Task requirements:
Your answer should consist of the lines in the data below that contain "label".

App and web page records:
-=-=-=-=-
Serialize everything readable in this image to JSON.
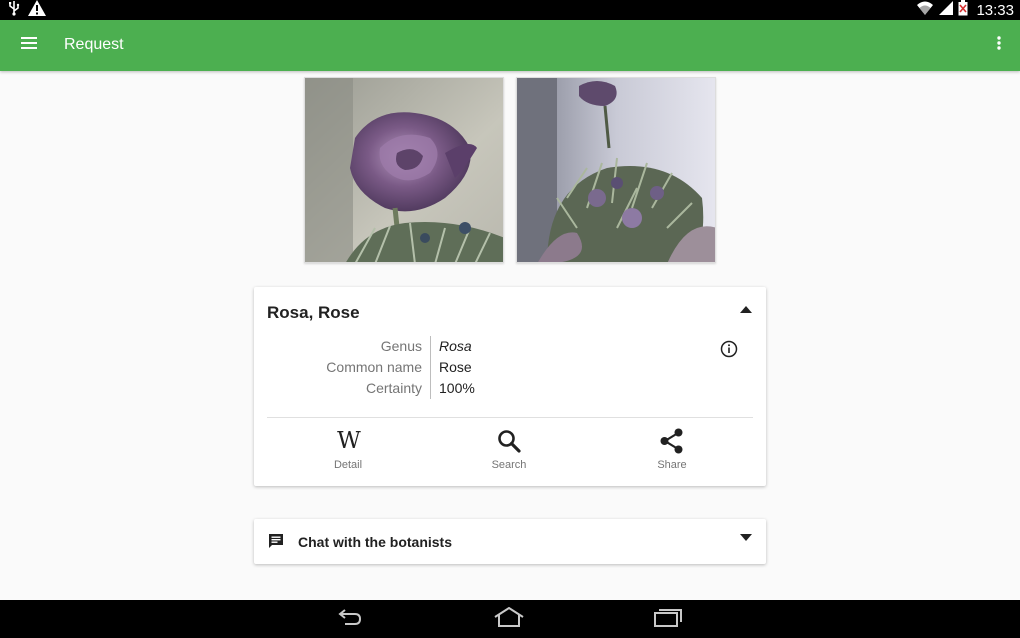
{
  "status_bar": {
    "time": "13:33",
    "icons": [
      "usb-icon",
      "warning-icon",
      "wifi-icon",
      "signal-icon",
      "battery-icon"
    ]
  },
  "app_bar": {
    "title": "Request",
    "icons": [
      "menu-icon",
      "overflow-menu-icon"
    ],
    "color": "#4caf50"
  },
  "photos": [
    {
      "name": "rose-photo-1"
    },
    {
      "name": "rose-photo-2"
    }
  ],
  "result": {
    "title": "Rosa, Rose",
    "details": [
      {
        "key": "Genus",
        "value": "Rosa",
        "italic": true
      },
      {
        "key": "Common name",
        "value": "Rose",
        "italic": false
      },
      {
        "key": "Certainty",
        "value": "100%",
        "italic": false
      }
    ],
    "actions": [
      {
        "label": "Detail",
        "icon": "wikipedia-icon"
      },
      {
        "label": "Search",
        "icon": "search-icon"
      },
      {
        "label": "Share",
        "icon": "share-icon"
      }
    ]
  },
  "chat": {
    "label": "Chat with the botanists",
    "icon": "message-icon"
  },
  "nav_bar": {
    "icons": [
      "back-icon",
      "home-icon",
      "recent-apps-icon"
    ]
  }
}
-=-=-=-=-
Answer to this problem:
        "label": "Detail",
        "label": "Search",
        "label": "Share",
    "label": "Chat with the botanists",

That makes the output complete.